REQUIREMENT>
Scan the records for "Below". Report each line that includes it.

Items from an interface collection>
=== Begin Enclosure ===
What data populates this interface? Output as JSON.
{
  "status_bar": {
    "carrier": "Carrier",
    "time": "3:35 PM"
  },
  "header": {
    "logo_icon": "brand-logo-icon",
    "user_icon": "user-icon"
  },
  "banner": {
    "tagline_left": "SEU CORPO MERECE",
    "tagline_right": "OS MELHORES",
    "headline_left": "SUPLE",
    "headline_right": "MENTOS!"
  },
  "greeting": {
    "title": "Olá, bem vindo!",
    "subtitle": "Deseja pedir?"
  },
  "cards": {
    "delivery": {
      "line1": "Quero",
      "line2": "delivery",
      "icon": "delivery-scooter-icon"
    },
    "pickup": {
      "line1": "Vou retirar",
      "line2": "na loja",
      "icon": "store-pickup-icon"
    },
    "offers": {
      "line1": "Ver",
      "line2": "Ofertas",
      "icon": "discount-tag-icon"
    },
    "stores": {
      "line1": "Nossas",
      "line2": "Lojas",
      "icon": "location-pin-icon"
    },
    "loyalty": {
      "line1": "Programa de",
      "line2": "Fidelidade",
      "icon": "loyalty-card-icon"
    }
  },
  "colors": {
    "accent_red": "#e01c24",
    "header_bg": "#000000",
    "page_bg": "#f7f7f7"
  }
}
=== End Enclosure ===
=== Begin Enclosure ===
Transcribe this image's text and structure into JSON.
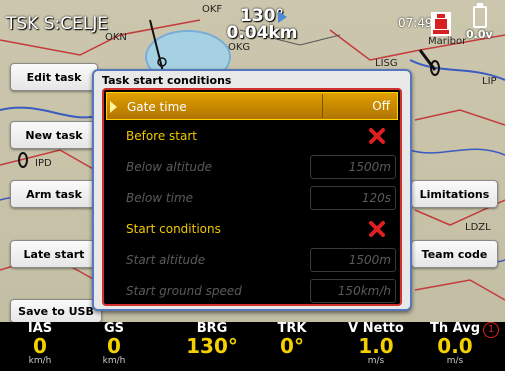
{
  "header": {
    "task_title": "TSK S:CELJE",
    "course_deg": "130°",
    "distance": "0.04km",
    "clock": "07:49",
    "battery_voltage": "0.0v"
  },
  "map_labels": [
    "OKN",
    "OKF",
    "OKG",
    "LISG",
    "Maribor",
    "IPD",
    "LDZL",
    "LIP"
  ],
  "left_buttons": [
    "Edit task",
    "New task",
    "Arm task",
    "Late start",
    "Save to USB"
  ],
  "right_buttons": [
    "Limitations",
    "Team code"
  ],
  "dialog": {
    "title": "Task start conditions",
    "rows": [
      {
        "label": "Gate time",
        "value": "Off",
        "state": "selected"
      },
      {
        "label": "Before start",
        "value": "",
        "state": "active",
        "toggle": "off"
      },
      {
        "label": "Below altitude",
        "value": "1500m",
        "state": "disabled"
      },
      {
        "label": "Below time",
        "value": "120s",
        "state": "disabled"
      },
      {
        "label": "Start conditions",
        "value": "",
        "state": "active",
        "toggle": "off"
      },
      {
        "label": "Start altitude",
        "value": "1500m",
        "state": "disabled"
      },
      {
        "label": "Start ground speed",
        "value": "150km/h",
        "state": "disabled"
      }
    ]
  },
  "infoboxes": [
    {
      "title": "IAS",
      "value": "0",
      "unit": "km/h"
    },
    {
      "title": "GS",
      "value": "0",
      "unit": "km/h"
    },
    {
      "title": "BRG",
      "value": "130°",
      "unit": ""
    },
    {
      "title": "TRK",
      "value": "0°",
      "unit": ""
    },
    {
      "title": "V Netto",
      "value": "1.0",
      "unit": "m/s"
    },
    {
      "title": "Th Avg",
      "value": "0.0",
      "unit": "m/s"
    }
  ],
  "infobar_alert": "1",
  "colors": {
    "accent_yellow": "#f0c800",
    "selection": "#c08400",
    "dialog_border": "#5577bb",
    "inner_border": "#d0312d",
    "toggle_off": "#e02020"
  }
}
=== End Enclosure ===
YOUR SOLUTION>
        "label": "Below altitude",
        "label": "Below time",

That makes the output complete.